        • Because batteries.

          Only Tesla pushed for increases in battery production capacity.

          So its completely true that Tesla enabled/jump started all this.

  • There was a time, not too many years ago, in the immediate post-EV1 era, when some where holding NEVs out as the future of transportation. Since real, road-worthy electric cars had been proven a failure, the logic went, we’d all have to settle for something far less ambitious — these glorified golf carts!

    Then Tesla arrived, and the Leaf and Volt arrived, and NEVs dropped off the radar like Flight MH370. It wasn’t hard to assume they’d crashed and burned.

    I think these vehicles have their niche, and it’s a good that they’re continuing to find it. I’m also very glad that they’re no longer the only electric cars you can buy!

    • I Agree – The main problem with these “golf Carts” is that they are slow compared to normal driving. Take them on any normal road and you’ll cause a real traffic jam. So, they’re good for enclosed areas (college campus, private land etc), but useless for going across town.

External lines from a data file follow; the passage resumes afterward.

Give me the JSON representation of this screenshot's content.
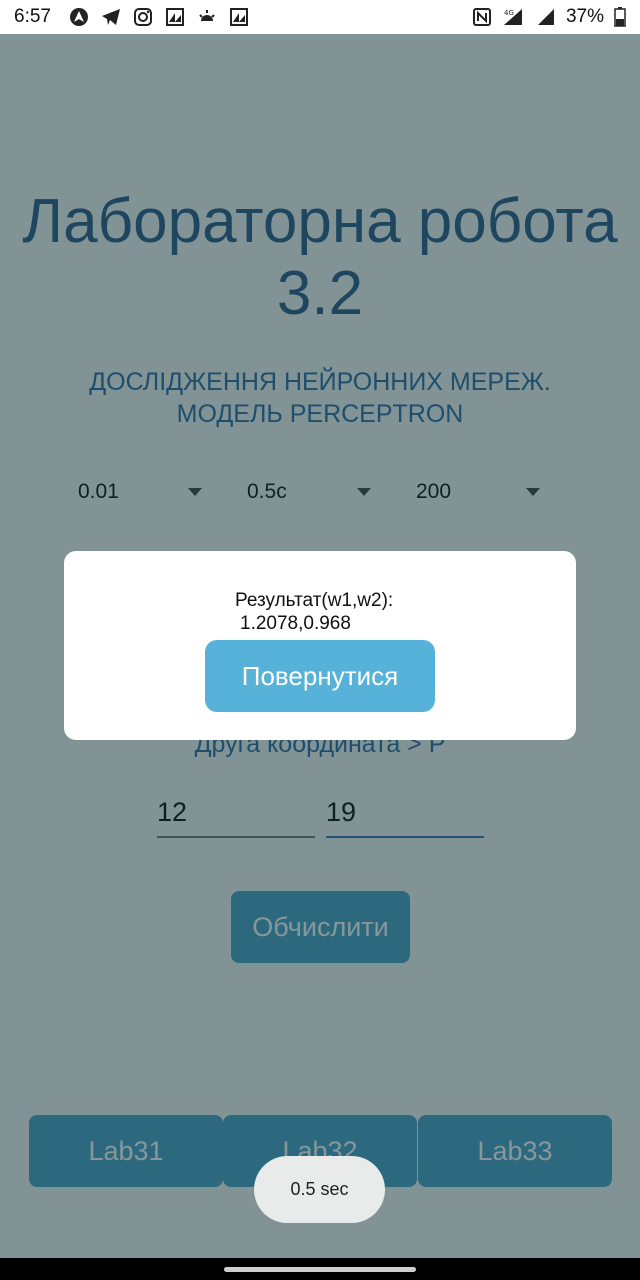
{
  "status_bar": {
    "time": "6:57",
    "battery_percent": "37%",
    "network_type": "4G",
    "left_icons": [
      "nav-arrow-icon",
      "telegram-icon",
      "instagram-icon",
      "image-icon",
      "weather-icon",
      "image-icon"
    ],
    "right_icons": [
      "nfc-icon",
      "signal-icon",
      "signal-icon",
      "battery-icon"
    ]
  },
  "app": {
    "title": "Лабораторна робота 3.2",
    "subtitle_line1": "ДОСЛІДЖЕННЯ НЕЙРОННИХ МЕРЕЖ.",
    "subtitle_line2": "МОДЕЛЬ PERCEPTRON",
    "spinners": [
      {
        "value": "0.01"
      },
      {
        "value": "0.5с"
      },
      {
        "value": "200"
      }
    ],
    "coord_label": "Друга координата > P",
    "inputs": [
      {
        "value": "12"
      },
      {
        "value": "19"
      }
    ],
    "calc_button": "Обчислити",
    "lab_buttons": [
      "Lab31",
      "Lab32",
      "Lab33"
    ]
  },
  "dialog": {
    "result_label": "Результат(w1,w2):",
    "result_value": "1.2078,0.968",
    "back_button": "Повернутися"
  },
  "toast": {
    "text": "0.5 sec"
  },
  "colors": {
    "title": "#2d5f8b",
    "subtitle": "#2d6da4",
    "button": "#4ba2c8",
    "dialog_button": "#56b2d8",
    "overlay": "rgba(16,48,52,0.5)"
  }
}
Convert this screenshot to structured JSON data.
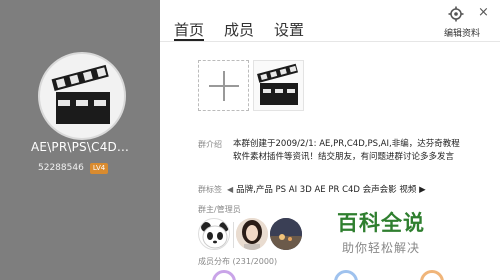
{
  "group": {
    "name": "AE\\PR\\PS\\C4D...",
    "id": "52288546",
    "level": "LV4"
  },
  "tabs": [
    {
      "label": "首页",
      "active": true
    },
    {
      "label": "成员",
      "active": false
    },
    {
      "label": "设置",
      "active": false
    }
  ],
  "header": {
    "edit_profile": "编辑资料",
    "close_glyph": "×"
  },
  "intro": {
    "label": "群介绍",
    "text": "本群创建于2009/2/1:  AE,PR,C4D,PS,AI,非编，达芬奇教程软件素材插件等资讯！结交朋友，有问题进群讨论多多发言"
  },
  "tags": {
    "label": "群标签",
    "prev": "◀",
    "values": "品牌,产品  PS  AI  3D  AE  PR  C4D  会声会影  视频 ▶"
  },
  "admins": {
    "label": "群主/管理员"
  },
  "members": {
    "label": "成员分布",
    "count": "(231/2000)"
  },
  "watermark": {
    "title": "百科全说",
    "subtitle": "助你轻松解决"
  },
  "colors": {
    "left_panel": "#7e7e7e",
    "level_badge": "#d98b2f",
    "watermark": "#2f7f2f"
  },
  "icons": [
    "clapperboard-icon",
    "plus-icon",
    "gear-icon",
    "close-icon",
    "prev-arrow-icon"
  ]
}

    • Exactly. Used EVs are the thing that’s finally going to bury NEVs. Used i-MiEVs are going for anywhere between $6K and $9K now. The medium and high end car buyer isn’t interested, but someone who is contemplating a new NEV in the $4K range should be paying attention.

  • Please someone get PV Panel to convert 99.1% light falling into Electricity. Alongwith that please convert Infra Red and Ultra Violet as well.

    • God won’t let us. Getting 99.1% efficiency is, as far as we know, impossible. Maybe we’ll get up to 80% or even higher some day, somehow, but not with silicon PV which is the most commonly used sort.

      A single layer of silicon PV can’t do better than 33% eficiency and we’re not much more than two-thirds of the way there in practice.

      Stacking layers on top of each other to make a multijunction cell does better, but are too expensive for normal use.

      Multijunction cells also make better use of infrared and ultraviolet light, but since most of the sun’s energy comes to use in the form of visible light, this doesn’t result in a huge improvement.

  • I wonder what will happen when the first soccer-mom SUV run over an elder in a cart.

  • One of our favorite getaway destinations is a small town with a lot of tourist traffic. Our first trip we rented a car and it was awful. No place to park and constant gridlock. We quickly realized the people whizzing past us on bicycles, scooters and golf carts had it figured out. Our most recent trip there was about a year ago. ‘NEVs’ and golf carts were everywhere. It was much more quiet. There was much less traffic congestion and it was common to see 2 or 3 parked together in a standard auto parking space. Most were rentals by tourists and everyone, tourists & locals alike, seemed in a happier mood. My wife & I still prefer a scooter to get across town quickly (even golf carts can’t navigate the narrow alleys as well). We’ve wondered if the situation could be replicated in other, less tourist centric cities.

    The major problem we see is safety interacting with full size autos. In our vacation spot avoiding the occasional city vehicle or delivery truck is pretty easy. Real cars on the narrow city streets are rare unless they are just passing through, or don’t know any better like us the first time. I don’t think NEVs or golf carts are built to survive collisions with heavier ICE vehicles. The only way I can imagine neighborhood electric cars operating safely around where I live would be to create ICE FREE zones in and around the city.

    Given that just driving my Leaf around middle Tennessee makes me one of the most hated individuals there could be, I don’t hold out much hope for NEVs in my part of the world. Politically it’s a dead issue with ICE drivers most places I think.

Comments are closed.